(App and web page records)
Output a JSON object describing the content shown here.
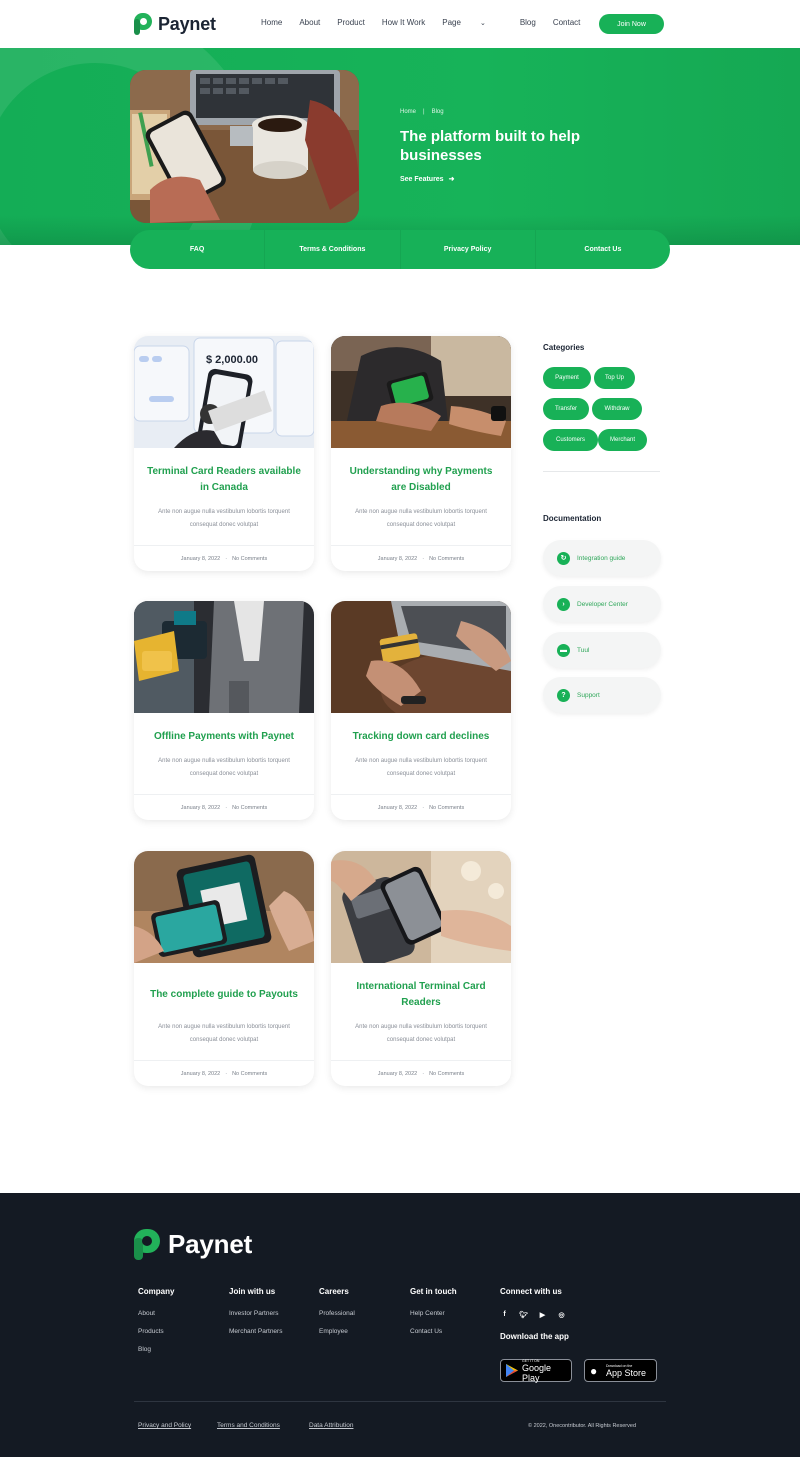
{
  "brand": {
    "name": "Paynet",
    "accent": "#18b157",
    "dark": "#141a23"
  },
  "nav": {
    "items": [
      "Home",
      "About",
      "Product",
      "How It Work",
      "Page",
      "Blog",
      "Contact"
    ],
    "join_label": "Join Now"
  },
  "hero": {
    "breadcrumb": [
      "Home",
      "Blog"
    ],
    "title": "The platform built to help businesses",
    "cta": "See Features"
  },
  "tabs": [
    "FAQ",
    "Terms & Conditions",
    "Privacy Policy",
    "Contact Us"
  ],
  "posts": [
    {
      "title": "Terminal Card Readers available in Canada",
      "excerpt": "Ante non augue nulla vestibulum lobortis torquent consequat donec volutpat",
      "date": "January 8, 2022",
      "comments": "No Comments",
      "image_text": "$ 2,000.00"
    },
    {
      "title": "Understanding why Payments are Disabled",
      "excerpt": "Ante non augue nulla vestibulum lobortis torquent consequat donec volutpat",
      "date": "January 8, 2022",
      "comments": "No Comments"
    },
    {
      "title": "Offline Payments with Paynet",
      "excerpt": "Ante non augue nulla vestibulum lobortis torquent consequat donec volutpat",
      "date": "January 8, 2022",
      "comments": "No Comments"
    },
    {
      "title": "Tracking down card declines",
      "excerpt": "Ante non augue nulla vestibulum lobortis torquent consequat donec volutpat",
      "date": "January 8, 2022",
      "comments": "No Comments"
    },
    {
      "title": "The complete guide to Payouts",
      "excerpt": "Ante non augue nulla vestibulum lobortis torquent consequat donec volutpat",
      "date": "January 8, 2022",
      "comments": "No Comments"
    },
    {
      "title": "International Terminal Card Readers",
      "excerpt": "Ante non augue nulla vestibulum lobortis torquent consequat donec volutpat",
      "date": "January 8, 2022",
      "comments": "No Comments"
    }
  ],
  "sidebar": {
    "categories_title": "Categories",
    "categories": [
      "Payment",
      "Top Up",
      "Transfer",
      "Withdraw",
      "Customers",
      "Merchant"
    ],
    "documentation_title": "Documentation",
    "docs": [
      {
        "label": "Integration guide",
        "icon": "refresh-icon"
      },
      {
        "label": "Developer Center",
        "icon": "terminal-icon"
      },
      {
        "label": "Tuul",
        "icon": "toolbox-icon"
      },
      {
        "label": "Support",
        "icon": "help-icon"
      }
    ]
  },
  "footer": {
    "columns": [
      {
        "title": "Company",
        "links": [
          "About",
          "Products",
          "Blog"
        ]
      },
      {
        "title": "Join with us",
        "links": [
          "Investor Partners",
          "Merchant Partners"
        ]
      },
      {
        "title": "Careers",
        "links": [
          "Professional",
          "Employee"
        ]
      },
      {
        "title": "Get in touch",
        "links": [
          "Help Center",
          "Contact Us"
        ]
      }
    ],
    "connect_title": "Connect with us",
    "social": [
      "facebook-icon",
      "twitter-icon",
      "youtube-icon",
      "instagram-icon"
    ],
    "download_title": "Download the app",
    "google_small": "GET IT ON",
    "google_big": "Google Play",
    "apple_small": "Download on the",
    "apple_big": "App Store",
    "bottom_links": [
      "Privacy and Policy",
      "Terms and Conditions",
      "Data Attribution"
    ],
    "copyright": "© 2022, Onecontributor. All Rights Reserved"
  }
}
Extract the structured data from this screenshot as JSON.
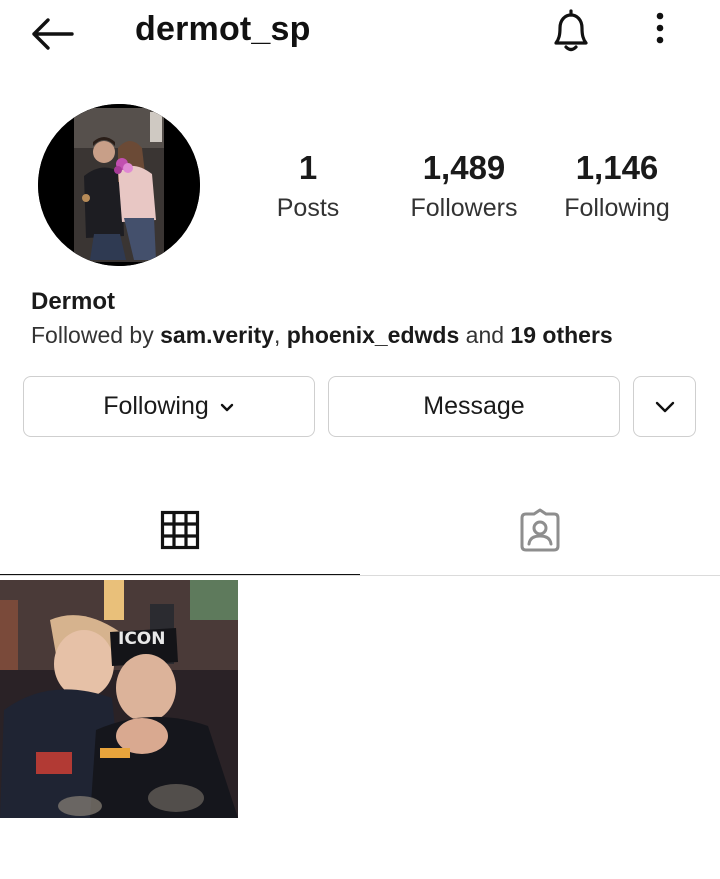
{
  "header": {
    "username": "dermot_sp",
    "back_icon": "arrow-left-icon",
    "bell_icon": "bell-icon",
    "more_icon": "vertical-dots-icon"
  },
  "profile": {
    "avatar_icon": "profile-photo",
    "stats": [
      {
        "value": "1",
        "label": "Posts"
      },
      {
        "value": "1,489",
        "label": "Followers"
      },
      {
        "value": "1,146",
        "label": "Following"
      }
    ],
    "display_name": "Dermot",
    "followed_by": {
      "prefix": "Followed by ",
      "user1": "sam.verity",
      "sep": ", ",
      "user2": "phoenix_edwds",
      "and": " and ",
      "others": "19 others"
    }
  },
  "actions": {
    "following_label": "Following",
    "message_label": "Message"
  },
  "tabs": {
    "grid_icon": "grid-icon",
    "tagged_icon": "tagged-person-icon",
    "active": "grid"
  },
  "posts": [
    {
      "overlay_text": "ICON"
    }
  ],
  "colors": {
    "text": "#262626",
    "border": "#cfcfcf",
    "divider": "#dbdbdb"
  }
}
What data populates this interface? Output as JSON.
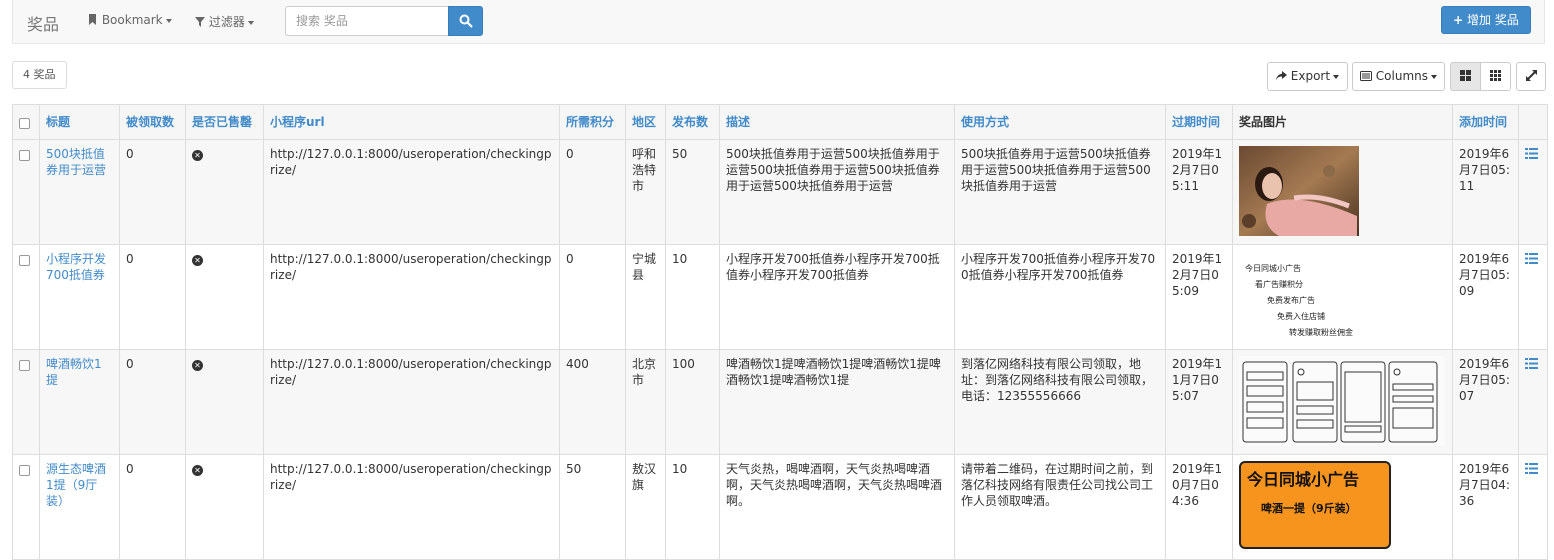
{
  "navbar": {
    "brand": "奖品",
    "bookmark": "Bookmark",
    "filter": "过滤器",
    "search_placeholder": "搜索 奖品",
    "add_button": "增加 奖品"
  },
  "toolbar": {
    "count": "4 奖品",
    "export": "Export",
    "columns": "Columns"
  },
  "table": {
    "headers": [
      "标题",
      "被领取数",
      "是否已售罄",
      "小程序url",
      "所需积分",
      "地区",
      "发布数",
      "描述",
      "使用方式",
      "过期时间",
      "奖品图片",
      "添加时间"
    ],
    "rows": [
      {
        "title": "500块抵值券用于运营",
        "claimed": "0",
        "url": "http://127.0.0.1:8000/useroperation/checkingprize/",
        "points": "0",
        "region": "呼和浩特市",
        "published": "50",
        "desc": "500块抵值券用于运营500块抵值券用于运营500块抵值券用于运营500块抵值券用于运营500块抵值券用于运营",
        "usage": "500块抵值券用于运营500块抵值券用于运营500块抵值券用于运营500块抵值券用于运营",
        "expire": "2019年12月7日05:11",
        "added": "2019年6月7日05:11"
      },
      {
        "title": "小程序开发700抵值券",
        "claimed": "0",
        "url": "http://127.0.0.1:8000/useroperation/checkingprize/",
        "points": "0",
        "region": "宁城县",
        "published": "10",
        "desc": "小程序开发700抵值券小程序开发700抵值券小程序开发700抵值券",
        "usage": "小程序开发700抵值券小程序开发700抵值券小程序开发700抵值券",
        "expire": "2019年12月7日05:09",
        "added": "2019年6月7日05:09",
        "img_lines": [
          "今日同城小广告",
          "看广告赚积分",
          "免费发布广告",
          "免费入住店铺",
          "转发赚取粉丝佣金"
        ]
      },
      {
        "title": "啤酒畅饮1提",
        "claimed": "0",
        "url": "http://127.0.0.1:8000/useroperation/checkingprize/",
        "points": "400",
        "region": "北京市",
        "published": "100",
        "desc": "啤酒畅饮1提啤酒畅饮1提啤酒畅饮1提啤酒畅饮1提啤酒畅饮1提",
        "usage": "到落亿网络科技有限公司领取，地址：到落亿网络科技有限公司领取，电话：12355556666",
        "expire": "2019年11月7日05:07",
        "added": "2019年6月7日05:07"
      },
      {
        "title": "源生态啤酒1提（9厅装）",
        "claimed": "0",
        "url": "http://127.0.0.1:8000/useroperation/checkingprize/",
        "points": "50",
        "region": "敖汉旗",
        "published": "10",
        "desc": "天气炎热，喝啤酒啊，天气炎热喝啤酒啊，天气炎热喝啤酒啊，天气炎热喝啤酒啊。",
        "usage": "请带着二维码，在过期时间之前，到落亿科技网络有限责任公司找公司工作人员领取啤酒。",
        "expire": "2019年10月7日04:36",
        "added": "2019年6月7日04:36",
        "img_lines": [
          "今日同城小广告",
          "啤酒一提（9斤装）"
        ]
      }
    ]
  }
}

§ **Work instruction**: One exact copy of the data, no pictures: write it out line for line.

§ **Your solution**:
Output a JSON object describing the content shown here.
{
  "brand": {
    "name": "Paynet",
    "accent": "#18b157",
    "dark": "#141a23"
  },
  "nav": {
    "items": [
      "Home",
      "About",
      "Product",
      "How It Work",
      "Page",
      "Blog",
      "Contact"
    ],
    "join_label": "Join Now"
  },
  "hero": {
    "breadcrumb": [
      "Home",
      "Blog"
    ],
    "title": "The platform built to help businesses",
    "cta": "See Features"
  },
  "tabs": [
    "FAQ",
    "Terms & Conditions",
    "Privacy Policy",
    "Contact Us"
  ],
  "posts": [
    {
      "title": "Terminal Card Readers available in Canada",
      "excerpt": "Ante non augue nulla vestibulum lobortis torquent consequat donec volutpat",
      "date": "January 8, 2022",
      "comments": "No Comments",
      "image_text": "$ 2,000.00"
    },
    {
      "title": "Understanding why Payments are Disabled",
      "excerpt": "Ante non augue nulla vestibulum lobortis torquent consequat donec volutpat",
      "date": "January 8, 2022",
      "comments": "No Comments"
    },
    {
      "title": "Offline Payments with Paynet",
      "excerpt": "Ante non augue nulla vestibulum lobortis torquent consequat donec volutpat",
      "date": "January 8, 2022",
      "comments": "No Comments"
    },
    {
      "title": "Tracking down card declines",
      "excerpt": "Ante non augue nulla vestibulum lobortis torquent consequat donec volutpat",
      "date": "January 8, 2022",
      "comments": "No Comments"
    },
    {
      "title": "The complete guide to Payouts",
      "excerpt": "Ante non augue nulla vestibulum lobortis torquent consequat donec volutpat",
      "date": "January 8, 2022",
      "comments": "No Comments"
    },
    {
      "title": "International Terminal Card Readers",
      "excerpt": "Ante non augue nulla vestibulum lobortis torquent consequat donec volutpat",
      "date": "January 8, 2022",
      "comments": "No Comments"
    }
  ],
  "sidebar": {
    "categories_title": "Categories",
    "categories": [
      "Payment",
      "Top Up",
      "Transfer",
      "Withdraw",
      "Customers",
      "Merchant"
    ],
    "documentation_title": "Documentation",
    "docs": [
      {
        "label": "Integration guide",
        "icon": "refresh-icon"
      },
      {
        "label": "Developer Center",
        "icon": "terminal-icon"
      },
      {
        "label": "Tuul",
        "icon": "toolbox-icon"
      },
      {
        "label": "Support",
        "icon": "help-icon"
      }
    ]
  },
  "footer": {
    "columns": [
      {
        "title": "Company",
        "links": [
          "About",
          "Products",
          "Blog"
        ]
      },
      {
        "title": "Join with us",
        "links": [
          "Investor Partners",
          "Merchant Partners"
        ]
      },
      {
        "title": "Careers",
        "links": [
          "Professional",
          "Employee"
        ]
      },
      {
        "title": "Get in touch",
        "links": [
          "Help Center",
          "Contact Us"
        ]
      }
    ],
    "connect_title": "Connect with us",
    "social": [
      "facebook-icon",
      "twitter-icon",
      "youtube-icon",
      "instagram-icon"
    ],
    "download_title": "Download the app",
    "google_small": "GET IT ON",
    "google_big": "Google Play",
    "apple_small": "Download on the",
    "apple_big": "App Store",
    "bottom_links": [
      "Privacy and Policy",
      "Terms and Conditions",
      "Data Attribution"
    ],
    "copyright": "© 2022, Onecontributor. All Rights Reserved"
  }
}
Extract the structured data from this screenshot as JSON.
{
  "header": {
    "username": "dermot_sp",
    "back_icon": "arrow-left-icon",
    "bell_icon": "bell-icon",
    "more_icon": "vertical-dots-icon"
  },
  "profile": {
    "avatar_icon": "profile-photo",
    "stats": [
      {
        "value": "1",
        "label": "Posts"
      },
      {
        "value": "1,489",
        "label": "Followers"
      },
      {
        "value": "1,146",
        "label": "Following"
      }
    ],
    "display_name": "Dermot",
    "followed_by": {
      "prefix": "Followed by ",
      "user1": "sam.verity",
      "sep": ", ",
      "user2": "phoenix_edwds",
      "and": " and ",
      "others": "19 others"
    }
  },
  "actions": {
    "following_label": "Following",
    "message_label": "Message"
  },
  "tabs": {
    "grid_icon": "grid-icon",
    "tagged_icon": "tagged-person-icon",
    "active": "grid"
  },
  "posts": [
    {
      "overlay_text": "ICON"
    }
  ],
  "colors": {
    "text": "#262626",
    "border": "#cfcfcf",
    "divider": "#dbdbdb"
  }
}
What data populates this interface? Output as JSON.
{
  "navbar": {
    "brand": "奖品",
    "bookmark": "Bookmark",
    "filter": "过滤器",
    "search_placeholder": "搜索 奖品",
    "add_button": "增加 奖品"
  },
  "toolbar": {
    "count": "4 奖品",
    "export": "Export",
    "columns": "Columns"
  },
  "table": {
    "headers": [
      "标题",
      "被领取数",
      "是否已售罄",
      "小程序url",
      "所需积分",
      "地区",
      "发布数",
      "描述",
      "使用方式",
      "过期时间",
      "奖品图片",
      "添加时间"
    ],
    "rows": [
      {
        "title": "500块抵值券用于运营",
        "claimed": "0",
        "url": "http://127.0.0.1:8000/useroperation/checkingprize/",
        "points": "0",
        "region": "呼和浩特市",
        "published": "50",
        "desc": "500块抵值券用于运营500块抵值券用于运营500块抵值券用于运营500块抵值券用于运营500块抵值券用于运营",
        "usage": "500块抵值券用于运营500块抵值券用于运营500块抵值券用于运营500块抵值券用于运营",
        "expire": "2019年12月7日05:11",
        "added": "2019年6月7日05:11"
      },
      {
        "title": "小程序开发700抵值券",
        "claimed": "0",
        "url": "http://127.0.0.1:8000/useroperation/checkingprize/",
        "points": "0",
        "region": "宁城县",
        "published": "10",
        "desc": "小程序开发700抵值券小程序开发700抵值券小程序开发700抵值券",
        "usage": "小程序开发700抵值券小程序开发700抵值券小程序开发700抵值券",
        "expire": "2019年12月7日05:09",
        "added": "2019年6月7日05:09",
        "img_lines": [
          "今日同城小广告",
          "看广告赚积分",
          "免费发布广告",
          "免费入住店铺",
          "转发赚取粉丝佣金"
        ]
      },
      {
        "title": "啤酒畅饮1提",
        "claimed": "0",
        "url": "http://127.0.0.1:8000/useroperation/checkingprize/",
        "points": "400",
        "region": "北京市",
        "published": "100",
        "desc": "啤酒畅饮1提啤酒畅饮1提啤酒畅饮1提啤酒畅饮1提啤酒畅饮1提",
        "usage": "到落亿网络科技有限公司领取，地址：到落亿网络科技有限公司领取，电话：12355556666",
        "expire": "2019年11月7日05:07",
        "added": "2019年6月7日05:07"
      },
      {
        "title": "源生态啤酒1提（9厅装）",
        "claimed": "0",
        "url": "http://127.0.0.1:8000/useroperation/checkingprize/",
        "points": "50",
        "region": "敖汉旗",
        "published": "10",
        "desc": "天气炎热，喝啤酒啊，天气炎热喝啤酒啊，天气炎热喝啤酒啊，天气炎热喝啤酒啊。",
        "usage": "请带着二维码，在过期时间之前，到落亿科技网络有限责任公司找公司工作人员领取啤酒。",
        "expire": "2019年10月7日04:36",
        "added": "2019年6月7日04:36",
        "img_lines": [
          "今日同城小广告",
          "啤酒一提（9斤装）"
        ]
      }
    ]
  }
}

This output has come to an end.